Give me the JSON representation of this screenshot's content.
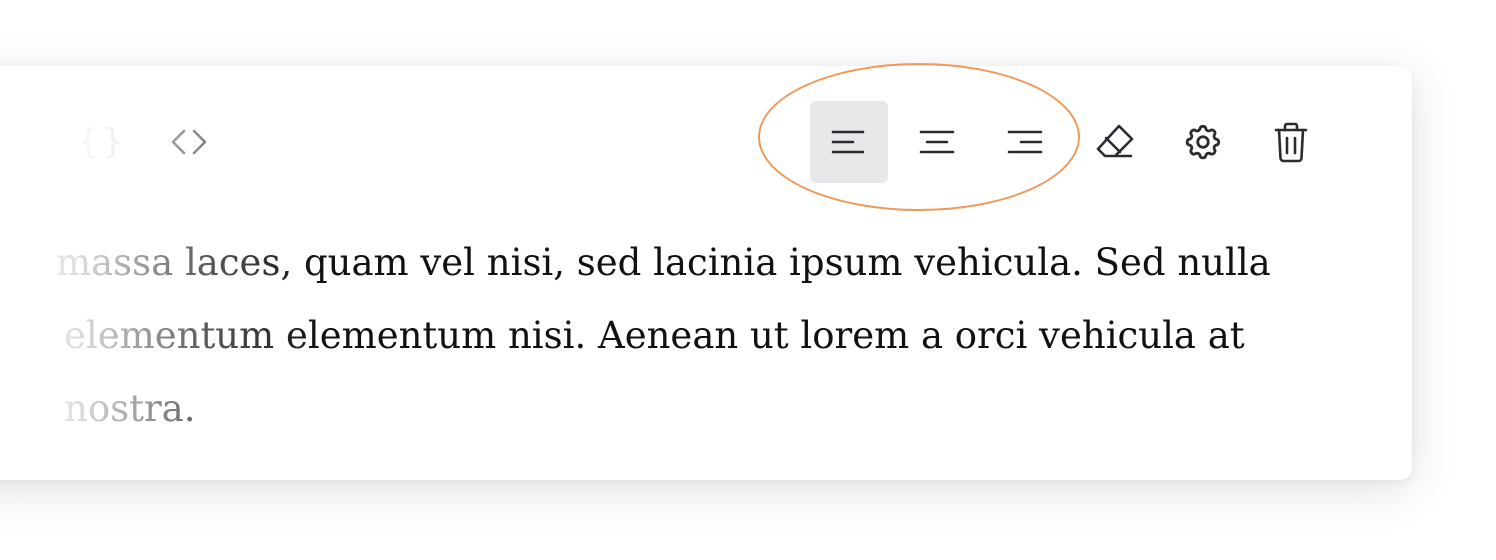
{
  "toolbar": {
    "code_block_glyph": "{}",
    "items": [
      {
        "icon": "code-icon",
        "label": "Inline code"
      },
      {
        "icon": "align-left-icon",
        "label": "Align left",
        "active": true
      },
      {
        "icon": "align-center-icon",
        "label": "Align center"
      },
      {
        "icon": "align-right-icon",
        "label": "Align right"
      },
      {
        "icon": "eraser-icon",
        "label": "Clear formatting"
      },
      {
        "icon": "gear-icon",
        "label": "Settings"
      },
      {
        "icon": "trash-icon",
        "label": "Delete"
      }
    ],
    "highlight_color": "#ef9a5a",
    "active_bg": "#e8e8eb"
  },
  "content": {
    "lines": [
      "massa laces, quam vel nisi, sed lacinia ipsum vehicula. Sed nulla",
      "elementum elementum nisi. Aenean ut lorem a orci vehicula at",
      "nostra."
    ]
  }
}
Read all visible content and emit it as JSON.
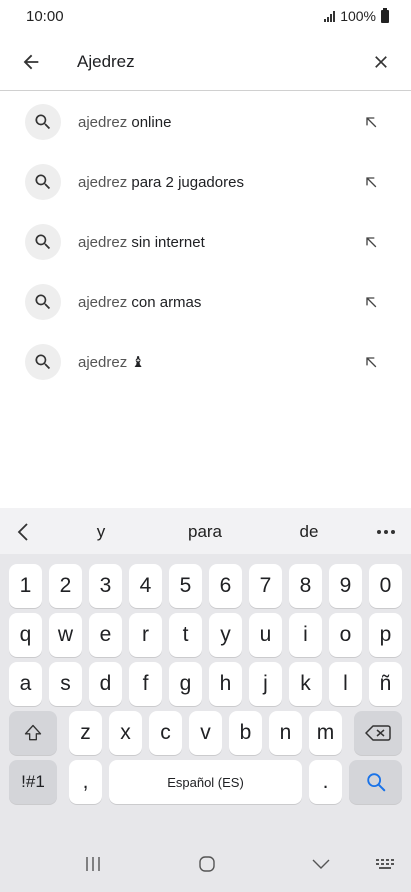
{
  "status": {
    "time": "10:00",
    "battery": "100%"
  },
  "search": {
    "query": "Ajedrez"
  },
  "suggestions": [
    {
      "prefix": "ajedrez",
      "suffix": " online"
    },
    {
      "prefix": "ajedrez",
      "suffix": " para 2 jugadores"
    },
    {
      "prefix": "ajedrez",
      "suffix": " sin internet"
    },
    {
      "prefix": "ajedrez",
      "suffix": " con armas"
    },
    {
      "prefix": "ajedrez",
      "suffix": " ♝"
    }
  ],
  "keyboard": {
    "predictions": [
      "y",
      "para",
      "de"
    ],
    "rows": [
      [
        "1",
        "2",
        "3",
        "4",
        "5",
        "6",
        "7",
        "8",
        "9",
        "0"
      ],
      [
        "q",
        "w",
        "e",
        "r",
        "t",
        "y",
        "u",
        "i",
        "o",
        "p"
      ],
      [
        "a",
        "s",
        "d",
        "f",
        "g",
        "h",
        "j",
        "k",
        "l",
        "ñ"
      ],
      [
        "z",
        "x",
        "c",
        "v",
        "b",
        "n",
        "m"
      ]
    ],
    "symbols_label": "!#1",
    "comma_label": ",",
    "space_label": "Español (ES)",
    "period_label": "."
  },
  "colors": {
    "accent": "#1a73e8",
    "keyboard_bg": "#e7e7ea",
    "key_special": "#d4d5d9"
  }
}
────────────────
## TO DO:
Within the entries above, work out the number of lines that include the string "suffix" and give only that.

## SOLUTION FOR THIS TASK:
5